### [Exercise goal]
If a line of the data below contains the string "level", copy it into your answer.

[App and web page records]

+---+

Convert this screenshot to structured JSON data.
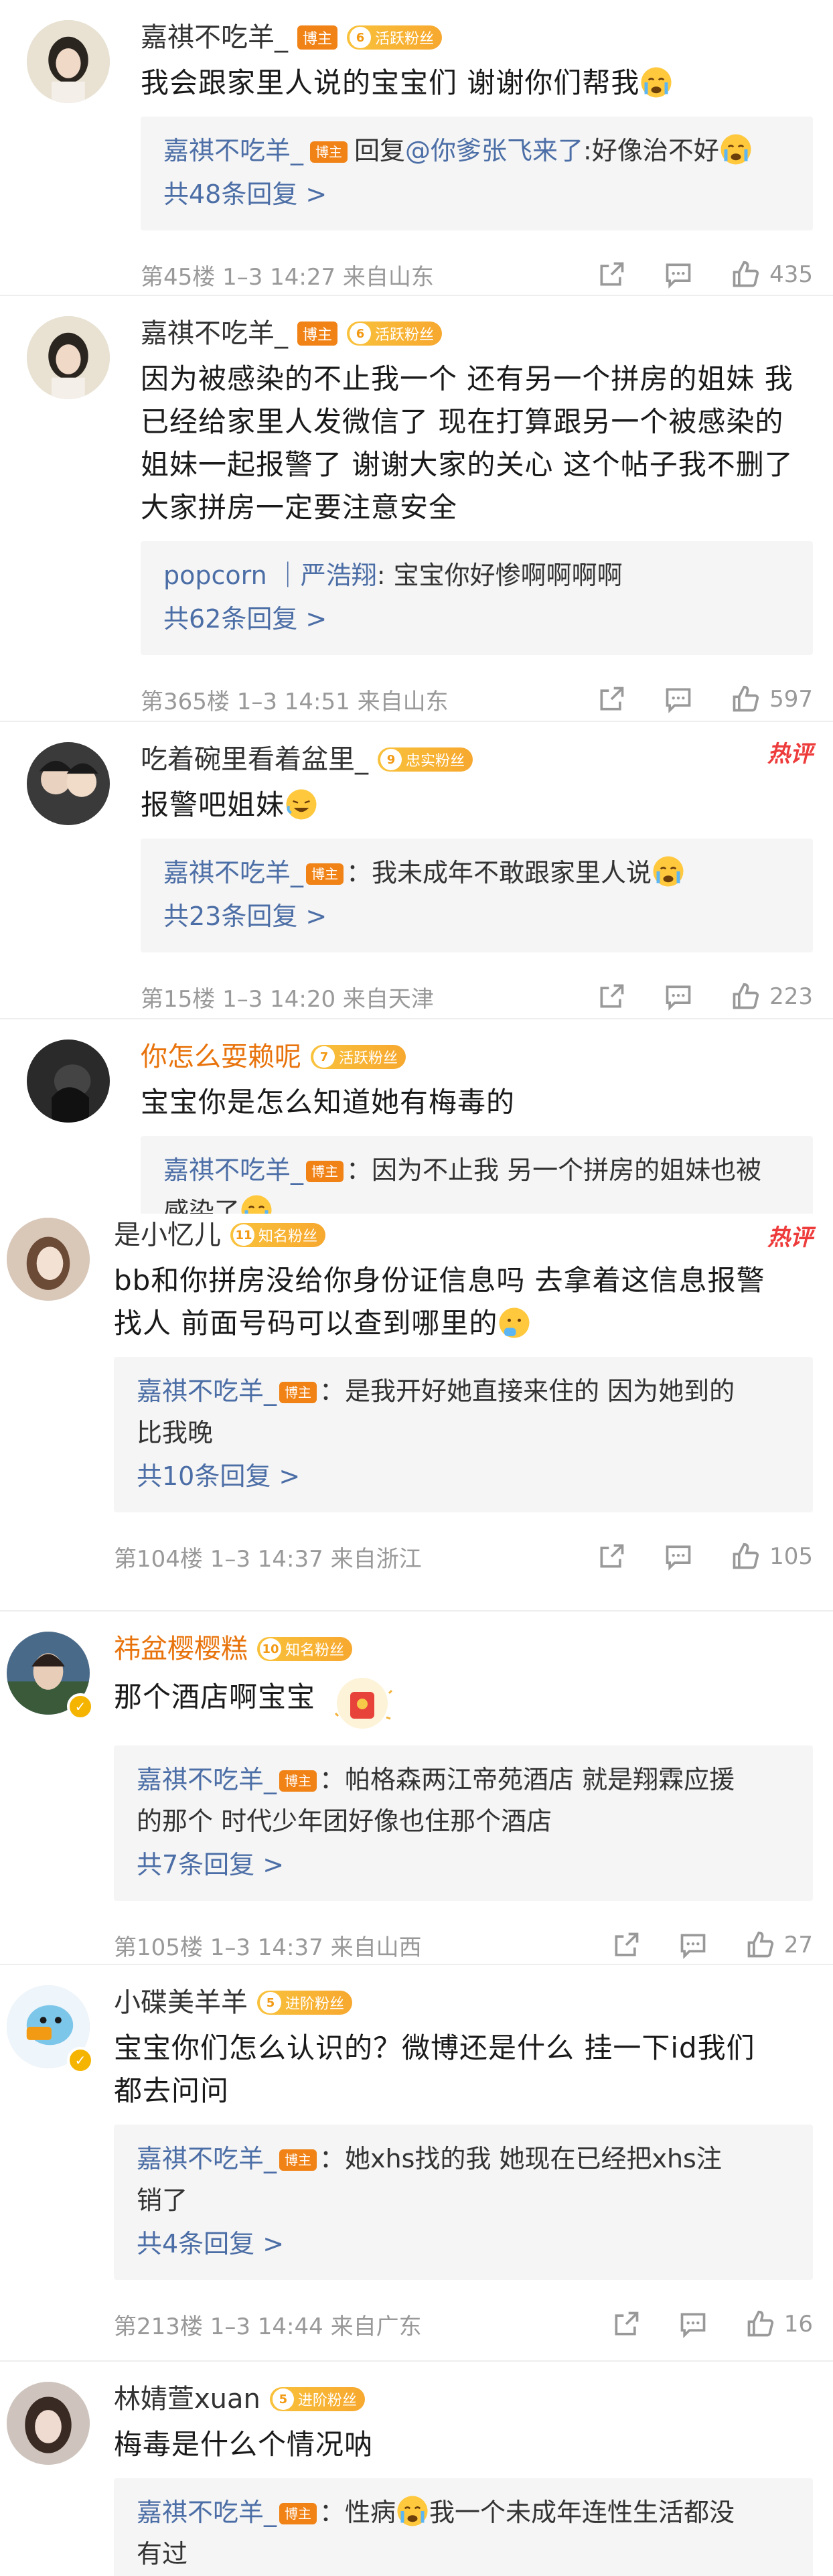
{
  "badges": {
    "blogger": "博主"
  },
  "comments": [
    {
      "username": "嘉祺不吃羊_",
      "is_blogger": true,
      "fan": {
        "level": "6",
        "label": "活跃粉丝"
      },
      "text": "我会跟家里人说的宝宝们 谢谢你们帮我",
      "reply": {
        "name": "嘉祺不吃羊_",
        "prefix": "回复",
        "mention": "@你爹张飞来了",
        "content": ":好像治不好"
      },
      "reply_count": "共48条回复 >",
      "meta": "第45楼 1–3 14:27 来自山东",
      "likes": "435"
    },
    {
      "username": "嘉祺不吃羊_",
      "is_blogger": true,
      "fan": {
        "level": "6",
        "label": "活跃粉丝"
      },
      "text_lines": [
        "因为被感染的不止我一个 还有另一个拼房的姐妹 我",
        "已经给家里人发微信了 现在打算跟另一个被感染的",
        "姐妹一起报警了 谢谢大家的关心 这个帖子我不删了",
        "大家拼房一定要注意安全"
      ],
      "reply": {
        "name": "popcorn ｜严浩翔",
        "content": ": 宝宝你好惨啊啊啊啊"
      },
      "reply_count": "共62条回复 >",
      "meta": "第365楼 1–3 14:51 来自山东",
      "likes": "597"
    },
    {
      "username": "吃着碗里看着盆里_",
      "fan": {
        "level": "9",
        "label": "忠实粉丝"
      },
      "hot": "热评",
      "text": "报警吧姐妹",
      "reply": {
        "name": "嘉祺不吃羊_",
        "content": "：我未成年不敢跟家里人说"
      },
      "reply_count": "共23条回复 >",
      "meta": "第15楼 1–3 14:20 来自天津",
      "likes": "223"
    },
    {
      "username": "你怎么耍赖呢",
      "fan": {
        "level": "7",
        "label": "活跃粉丝"
      },
      "text": "宝宝你是怎么知道她有梅毒的",
      "reply": {
        "name": "嘉祺不吃羊_",
        "content": "：因为不止我 另一个拼房的姐妹也被",
        "content2": "感染了"
      }
    },
    {
      "username": "是小忆儿",
      "fan": {
        "level": "11",
        "label": "知名粉丝"
      },
      "hot": "热评",
      "text_lines": [
        "bb和你拼房没给你身份证信息吗 去拿着这信息报警",
        "找人 前面号码可以查到哪里的"
      ],
      "reply": {
        "name": "嘉祺不吃羊_",
        "content": "：是我开好她直接来住的 因为她到的",
        "content2": "比我晚"
      },
      "reply_count": "共10条回复 >",
      "meta": "第104楼 1–3 14:37 来自浙江",
      "likes": "105"
    },
    {
      "username": "祎盆樱樱糕",
      "fan": {
        "level": "10",
        "label": "知名粉丝"
      },
      "text": "那个酒店啊宝宝",
      "reply": {
        "name": "嘉祺不吃羊_",
        "content": "：帕格森两江帝苑酒店 就是翔霖应援",
        "content2": "的那个 时代少年团好像也住那个酒店"
      },
      "reply_count": "共7条回复 >",
      "meta": "第105楼 1–3 14:37 来自山西",
      "likes": "27"
    },
    {
      "username": "小碟美羊羊",
      "fan": {
        "level": "5",
        "label": "进阶粉丝"
      },
      "text_lines": [
        "宝宝你们怎么认识的？微博还是什么 挂一下id我们",
        "都去问问"
      ],
      "reply": {
        "name": "嘉祺不吃羊_",
        "content": "：她xhs找的我 她现在已经把xhs注",
        "content2": "销了"
      },
      "reply_count": "共4条回复 >",
      "meta": "第213楼 1–3 14:44 来自广东",
      "likes": "16"
    },
    {
      "username": "林婧萱xuan",
      "fan": {
        "level": "5",
        "label": "进阶粉丝"
      },
      "text": "梅毒是什么个情况呐",
      "reply": {
        "name": "嘉祺不吃羊_",
        "content": "：性病",
        "content_after": "我一个未成年连性生活都没",
        "content2": "有过"
      }
    }
  ]
}
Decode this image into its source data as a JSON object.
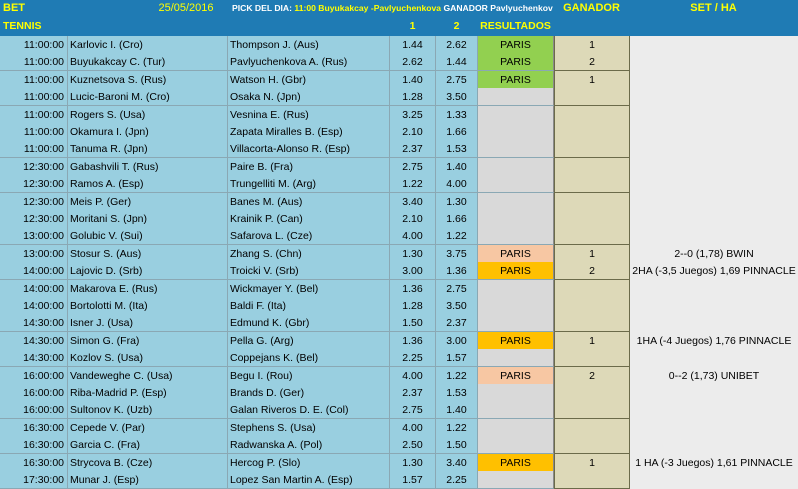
{
  "header": {
    "bet_label": "BET",
    "date": "25/05/2016",
    "pick_prefix": "PICK DEL DIA:",
    "pick_time_match": "11:00 Buyukakcay -Pavlyuchenkova",
    "pick_winner": "GANADOR Pavlyuchenkova 1.44",
    "ganador_label": "GANADOR",
    "set_ha_label": "SET / HA"
  },
  "subheader": {
    "sport": "TENNIS",
    "col_1": "1",
    "col_2": "2",
    "resultados": "RESULTADOS"
  },
  "colors": {
    "header_bg": "#1f7bb4",
    "header_text": "#ffff00",
    "row_bg": "#99cfe0",
    "result_green": "#92d050",
    "result_salmon": "#f7c7a3",
    "result_orange": "#ffc000",
    "ganador_bg": "#ddd9b8"
  },
  "rows": [
    {
      "time": "11:00:00",
      "home": "Karlovic I. (Cro)",
      "away": "Thompson J. (Aus)",
      "o1": "1.44",
      "o2": "2.62",
      "res": "PARIS",
      "res_color": "green",
      "ganador": "1",
      "set": ""
    },
    {
      "time": "11:00:00",
      "home": "Buyukakcay C. (Tur)",
      "away": "Pavlyuchenkova A. (Rus)",
      "o1": "2.62",
      "o2": "1.44",
      "res": "PARIS",
      "res_color": "green",
      "ganador": "2",
      "set": ""
    },
    {
      "time": "11:00:00",
      "home": "Kuznetsova S. (Rus)",
      "away": "Watson H. (Gbr)",
      "o1": "1.40",
      "o2": "2.75",
      "res": "PARIS",
      "res_color": "green",
      "ganador": "1",
      "set": ""
    },
    {
      "time": "11:00:00",
      "home": "Lucic-Baroni M. (Cro)",
      "away": "Osaka N. (Jpn)",
      "o1": "1.28",
      "o2": "3.50",
      "res": "",
      "res_color": "",
      "ganador": "",
      "set": ""
    },
    {
      "time": "11:00:00",
      "home": "Rogers S. (Usa)",
      "away": "Vesnina E. (Rus)",
      "o1": "3.25",
      "o2": "1.33",
      "res": "",
      "res_color": "",
      "ganador": "",
      "set": ""
    },
    {
      "time": "11:00:00",
      "home": "Okamura I. (Jpn)",
      "away": "Zapata Miralles B. (Esp)",
      "o1": "2.10",
      "o2": "1.66",
      "res": "",
      "res_color": "",
      "ganador": "",
      "set": ""
    },
    {
      "time": "11:00:00",
      "home": "Tanuma R. (Jpn)",
      "away": "Villacorta-Alonso R. (Esp)",
      "o1": "2.37",
      "o2": "1.53",
      "res": "",
      "res_color": "",
      "ganador": "",
      "set": ""
    },
    {
      "time": "12:30:00",
      "home": "Gabashvili T. (Rus)",
      "away": "Paire B. (Fra)",
      "o1": "2.75",
      "o2": "1.40",
      "res": "",
      "res_color": "",
      "ganador": "",
      "set": ""
    },
    {
      "time": "12:30:00",
      "home": "Ramos A. (Esp)",
      "away": "Trungelliti M. (Arg)",
      "o1": "1.22",
      "o2": "4.00",
      "res": "",
      "res_color": "",
      "ganador": "",
      "set": ""
    },
    {
      "time": "12:30:00",
      "home": "Meis P. (Ger)",
      "away": "Banes M. (Aus)",
      "o1": "3.40",
      "o2": "1.30",
      "res": "",
      "res_color": "",
      "ganador": "",
      "set": ""
    },
    {
      "time": "12:30:00",
      "home": "Moritani S. (Jpn)",
      "away": "Krainik P. (Can)",
      "o1": "2.10",
      "o2": "1.66",
      "res": "",
      "res_color": "",
      "ganador": "",
      "set": ""
    },
    {
      "time": "13:00:00",
      "home": "Golubic V. (Sui)",
      "away": "Safarova L. (Cze)",
      "o1": "4.00",
      "o2": "1.22",
      "res": "",
      "res_color": "",
      "ganador": "",
      "set": ""
    },
    {
      "time": "13:00:00",
      "home": "Stosur S. (Aus)",
      "away": "Zhang S. (Chn)",
      "o1": "1.30",
      "o2": "3.75",
      "res": "PARIS",
      "res_color": "salmon",
      "ganador": "1",
      "set": "2--0 (1,78) BWIN"
    },
    {
      "time": "14:00:00",
      "home": "Lajovic D. (Srb)",
      "away": "Troicki V. (Srb)",
      "o1": "3.00",
      "o2": "1.36",
      "res": "PARIS",
      "res_color": "orange",
      "ganador": "2",
      "set": "2HA (-3,5 Juegos) 1,69 PINNACLE"
    },
    {
      "time": "14:00:00",
      "home": "Makarova E. (Rus)",
      "away": "Wickmayer Y. (Bel)",
      "o1": "1.36",
      "o2": "2.75",
      "res": "",
      "res_color": "",
      "ganador": "",
      "set": ""
    },
    {
      "time": "14:00:00",
      "home": "Bortolotti M. (Ita)",
      "away": "Baldi F. (Ita)",
      "o1": "1.28",
      "o2": "3.50",
      "res": "",
      "res_color": "",
      "ganador": "",
      "set": ""
    },
    {
      "time": "14:30:00",
      "home": "Isner J. (Usa)",
      "away": "Edmund K. (Gbr)",
      "o1": "1.50",
      "o2": "2.37",
      "res": "",
      "res_color": "",
      "ganador": "",
      "set": ""
    },
    {
      "time": "14:30:00",
      "home": "Simon G. (Fra)",
      "away": "Pella G. (Arg)",
      "o1": "1.36",
      "o2": "3.00",
      "res": "PARIS",
      "res_color": "orange",
      "ganador": "1",
      "set": "1HA (-4 Juegos) 1,76 PINNACLE"
    },
    {
      "time": "14:30:00",
      "home": "Kozlov S. (Usa)",
      "away": "Coppejans K. (Bel)",
      "o1": "2.25",
      "o2": "1.57",
      "res": "",
      "res_color": "",
      "ganador": "",
      "set": ""
    },
    {
      "time": "16:00:00",
      "home": "Vandeweghe C. (Usa)",
      "away": "Begu I. (Rou)",
      "o1": "4.00",
      "o2": "1.22",
      "res": "PARIS",
      "res_color": "salmon",
      "ganador": "2",
      "set": "0--2 (1,73) UNIBET"
    },
    {
      "time": "16:00:00",
      "home": "Riba-Madrid P. (Esp)",
      "away": "Brands D. (Ger)",
      "o1": "2.37",
      "o2": "1.53",
      "res": "",
      "res_color": "",
      "ganador": "",
      "set": ""
    },
    {
      "time": "16:00:00",
      "home": "Sultonov K. (Uzb)",
      "away": "Galan Riveros D. E. (Col)",
      "o1": "2.75",
      "o2": "1.40",
      "res": "",
      "res_color": "",
      "ganador": "",
      "set": ""
    },
    {
      "time": "16:30:00",
      "home": "Cepede V. (Par)",
      "away": "Stephens S. (Usa)",
      "o1": "4.00",
      "o2": "1.22",
      "res": "",
      "res_color": "",
      "ganador": "",
      "set": ""
    },
    {
      "time": "16:30:00",
      "home": "Garcia C. (Fra)",
      "away": "Radwanska A. (Pol)",
      "o1": "2.50",
      "o2": "1.50",
      "res": "",
      "res_color": "",
      "ganador": "",
      "set": ""
    },
    {
      "time": "16:30:00",
      "home": "Strycova B. (Cze)",
      "away": "Hercog P. (Slo)",
      "o1": "1.30",
      "o2": "3.40",
      "res": "PARIS",
      "res_color": "orange",
      "ganador": "1",
      "set": "1 HA (-3 Juegos) 1,61 PINNACLE"
    },
    {
      "time": "17:30:00",
      "home": "Munar J. (Esp)",
      "away": "Lopez San Martin A. (Esp)",
      "o1": "1.57",
      "o2": "2.25",
      "res": "",
      "res_color": "",
      "ganador": "",
      "set": ""
    }
  ]
}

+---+

### [Answer space]
        "level": "6",
        "level": "6",
        "level": "9",
        "level": "7",
        "level": "11",
        "level": "10",
        "level": "5",
        "level": "5",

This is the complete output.